Michael Thompson’s Chorus Coda, the artist’s first solo exhibition at Franz Kaka, draws inspiration and images from a pair of suspense films produced in the middle of the last century. In Alfred Hitchcock's psychological thriller Suspicion (1941) Joan Fontaine’s character suspects that her new husband is not all that he claims to be. “There was always something strange about Johnnie Aysgarth” she confesses “I knew long before I married him. You could never put your finger on it, yet you were always conscious of it.”
The 1970 Italian movie Investigation of a Citizen Above Suspicion, stars Gian Maria Volonté as an above-the-law police detective who coldly commits murder, purposefully leaving evidence of his crime behind to test his peers willful ignorance. Volonté's character plants a series of clues carefully steering the investigation all the way along until he finally decides to turn suspicion back at himself, but his colleagues ultimately refuse to take him seriously as a suspect.

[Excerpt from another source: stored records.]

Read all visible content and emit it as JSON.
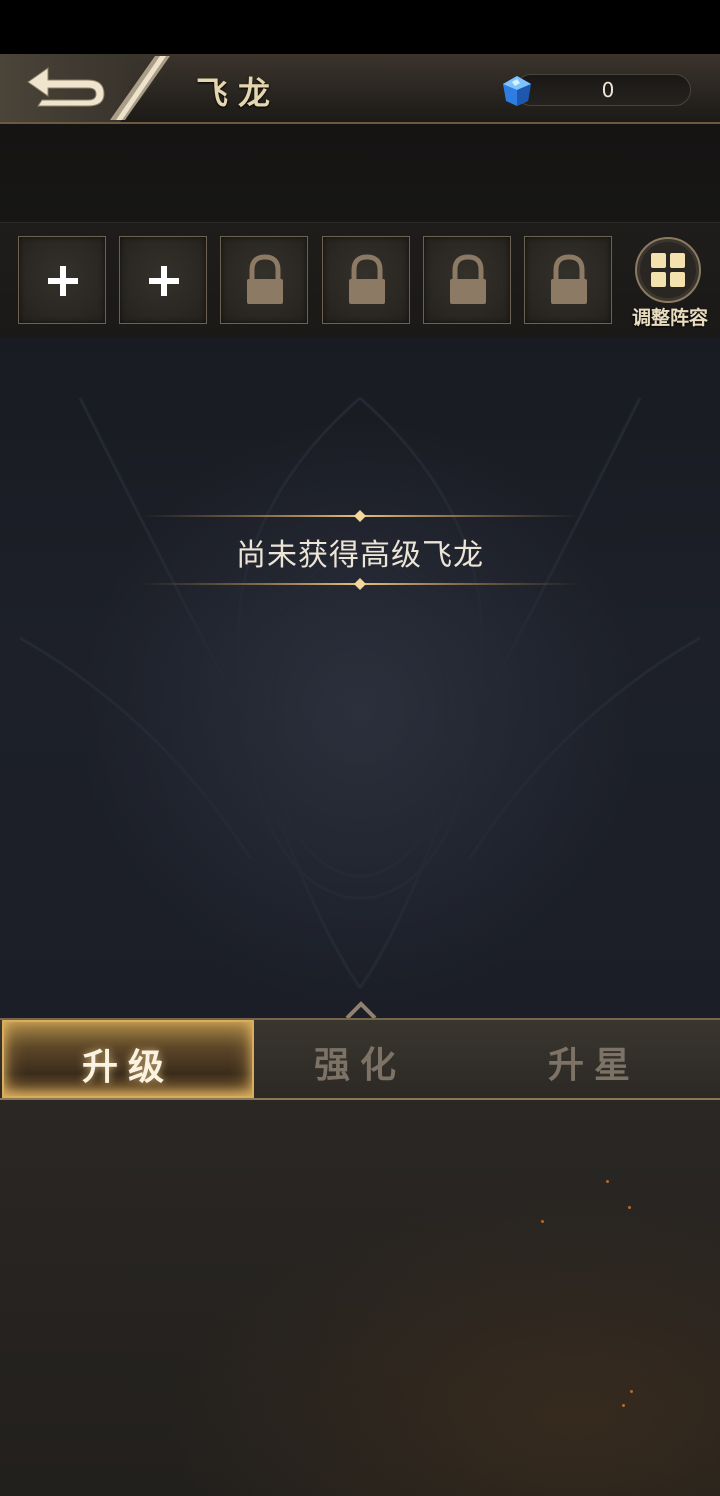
{
  "header": {
    "title": "飞龙",
    "currency": {
      "icon": "blue-gem-icon",
      "value": "0"
    }
  },
  "formation": {
    "slots": [
      {
        "state": "add",
        "icon": "plus-icon"
      },
      {
        "state": "add",
        "icon": "plus-icon"
      },
      {
        "state": "locked",
        "icon": "lock-icon"
      },
      {
        "state": "locked",
        "icon": "lock-icon"
      },
      {
        "state": "locked",
        "icon": "lock-icon"
      },
      {
        "state": "locked",
        "icon": "lock-icon"
      }
    ],
    "adjust_label": "调整阵容"
  },
  "main": {
    "notice": "尚未获得高级飞龙"
  },
  "tabs": [
    {
      "label": "升级",
      "active": true
    },
    {
      "label": "强化",
      "active": false
    },
    {
      "label": "升星",
      "active": false
    }
  ],
  "colors": {
    "accent_gold": "#d8ad5c",
    "text_light": "#ece4d6",
    "tab_inactive": "#7c7366"
  }
}
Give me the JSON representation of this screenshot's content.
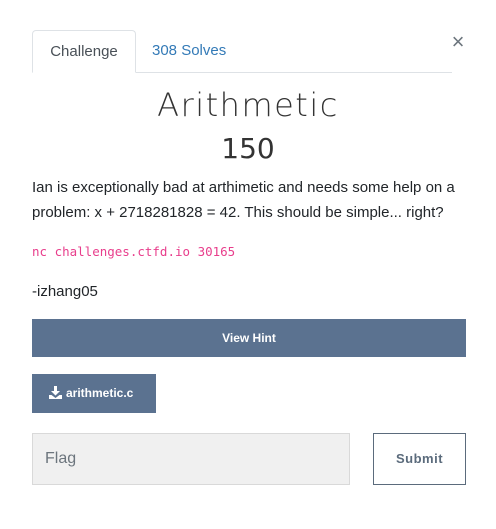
{
  "tabs": {
    "challenge_label": "Challenge",
    "solves_label": "308 Solves"
  },
  "close_glyph": "×",
  "challenge": {
    "name": "Arithmetic",
    "points": "150",
    "description": "Ian is exceptionally bad at arthimetic and needs some help on a problem: x + 2718281828 = 42. This should be simple... right?",
    "connection": "nc challenges.ctfd.io 30165",
    "author": "-izhang05"
  },
  "buttons": {
    "hint_label": "View Hint",
    "file_label": "arithmetic.c",
    "submit_label": "Submit"
  },
  "flag_input": {
    "placeholder": "Flag",
    "value": ""
  },
  "icons": {
    "close": "close-icon",
    "download": "download-icon"
  },
  "colors": {
    "button_bg": "#5b7290",
    "link": "#337ab7",
    "code": "#e83e8c"
  }
}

Working from stills and cropped background details sourced from these investigative dramas, in Chorus Coda Thompson extends the suspense of the cinematic universe in paint. But here, filmic references appear beyond only image and narrative. In the seascape Slip Crash Craning (2023), a violent wave is severed and repeated, doubling its image as the event of the crash hits again and again. These fractures repeat throughout the exhibition, drawing film’s flicker and the form of the filmstrip into Thompson’s images.

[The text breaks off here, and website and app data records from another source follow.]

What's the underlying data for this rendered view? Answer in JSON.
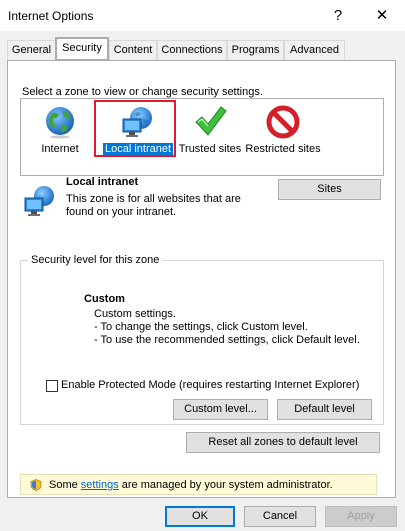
{
  "window": {
    "title": "Internet Options",
    "help_glyph": "?",
    "close_glyph": "✕"
  },
  "tabs": [
    {
      "label": "General"
    },
    {
      "label": "Security"
    },
    {
      "label": "Content"
    },
    {
      "label": "Connections"
    },
    {
      "label": "Programs"
    },
    {
      "label": "Advanced"
    }
  ],
  "active_tab": "Security",
  "security": {
    "zone_prompt": "Select a zone to view or change security settings.",
    "zones": [
      {
        "label": "Internet",
        "icon": "globe-icon"
      },
      {
        "label": "Local intranet",
        "icon": "local-intranet-icon"
      },
      {
        "label": "Trusted sites",
        "icon": "checkmark-icon"
      },
      {
        "label": "Restricted sites",
        "icon": "restricted-icon"
      }
    ],
    "selected_zone": "Local intranet",
    "zone_detail": {
      "name": "Local intranet",
      "description_line1": "This zone is for all websites that are",
      "description_line2": "found on your intranet."
    },
    "sites_button": "Sites",
    "level_group_title": "Security level for this zone",
    "level": {
      "name": "Custom",
      "line1": "Custom settings.",
      "line2": "- To change the settings, click Custom level.",
      "line3": "- To use the recommended settings, click Default level."
    },
    "protected_mode": {
      "label": "Enable Protected Mode (requires restarting Internet Explorer)",
      "checked": false
    },
    "custom_level_button": "Custom level...",
    "default_level_button": "Default level",
    "reset_all_button": "Reset all zones to default level"
  },
  "admin_notice": {
    "before": "Some ",
    "link": "settings",
    "after": " are managed by your system administrator."
  },
  "footer": {
    "ok": "OK",
    "cancel": "Cancel",
    "apply": "Apply"
  },
  "colors": {
    "highlight_red": "#e21b2c",
    "selection_blue": "#0078d7",
    "link_blue": "#0066cc",
    "notice_bg": "#fffbd9"
  }
}
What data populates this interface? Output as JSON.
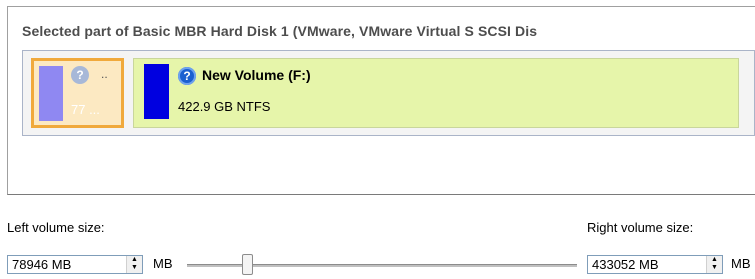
{
  "group": {
    "title": "Selected part of Basic MBR Hard Disk 1 (VMware, VMware Virtual S SCSI Dis"
  },
  "small_partition": {
    "label_dots": "..",
    "size_short": "77 ...",
    "icon": "question-icon",
    "bar_color": "#8f88f2",
    "selected_border_color": "#f0a93c"
  },
  "main_partition": {
    "name": "New Volume (F:)",
    "size_fs": "422.9 GB NTFS",
    "icon": "question-icon",
    "bar_color": "#0000e0",
    "background_color": "#e6f5aa"
  },
  "left_volume": {
    "label": "Left volume size:",
    "value": "78946 MB",
    "unit": "MB"
  },
  "right_volume": {
    "label": "Right volume size:",
    "value": "433052 MB",
    "unit": "MB"
  },
  "slider": {
    "fraction": 0.154
  }
}
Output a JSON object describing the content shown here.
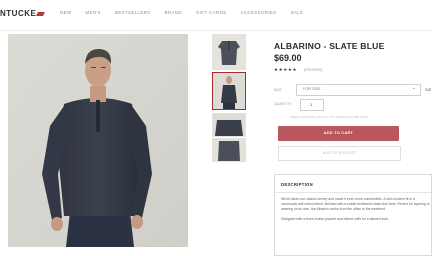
{
  "brand": {
    "logo_text": "NTUCKE",
    "accent_color": "#b23a3f"
  },
  "nav": {
    "items": [
      "NEW",
      "MEN'S",
      "BESTSELLERS",
      "BRAND",
      "GIFT CARDS",
      "ACCESSORIES",
      "SALE"
    ]
  },
  "product": {
    "title": "ALBARINO - SLATE BLUE",
    "price": "$69.00",
    "stars": "★★★★★",
    "rating": 5,
    "reviews_text": "(REVIEWS)",
    "size_label": "SIZE",
    "size_value": "FOR SIZE",
    "size_guide": "SIZ",
    "qty_label": "QUANTITY",
    "qty_value": "1",
    "ship_note": "FREE SHIPPING ON ALL US ORDERS OVER $100",
    "add_to_cart": "ADD TO CART",
    "wishlist": "ADD TO WISHLIST"
  },
  "description": {
    "heading": "DESCRIPTION",
    "paragraphs": [
      "We've taken our classic henley and made it even more comfortable. A slim modern fit in a luxuriously soft cotton blend, finished with a subtle heathered slate blue tone. Perfect for layering or wearing on its own, the Albarino works from the office to the weekend.",
      "Designed with a three-button placket and ribbed cuffs for a tailored look."
    ]
  },
  "thumbnails": {
    "active_index": 1
  }
}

Leaking beyond the frame of the film still, the action of Thompson’s paintings also spills off the edge of the canvas depicting events that exist beyond what is given to see. Like Volonté’s investigators, our gaze is turned astray, instead becoming lost in the sublime of the landscape: a solitary horse in an open field (Halting Handle, 2023), the haunting sea view of a cliff’s edge (Crane Cover, 2023). Here, one must look beyond appearances. With scant details from which to piece together a narrative, each scene is charged with potential and ignoring what can be seen, overlooks the drama at the edges.
Michael Thompson (b. 1997) is a painter living and working in Ontario, Canada. In 2019, he completed a Bachelor of Fine Art from Western University and became a resident artist at the Slade School of Fine Art in partnership with the Camden Art Centre in London, England. In 2022, he received a Master of Fine Art from the University of Guelph, and has been included in exhibitions in Canada, the United States, and the United Kingdom. Thompson’s practice investigates the translation of photographic images into painting, often informed broadly by the idea of history. His recent work raises questions about the documentary nature of photography and offers painting as a space to occupy multiple realities simultaneously.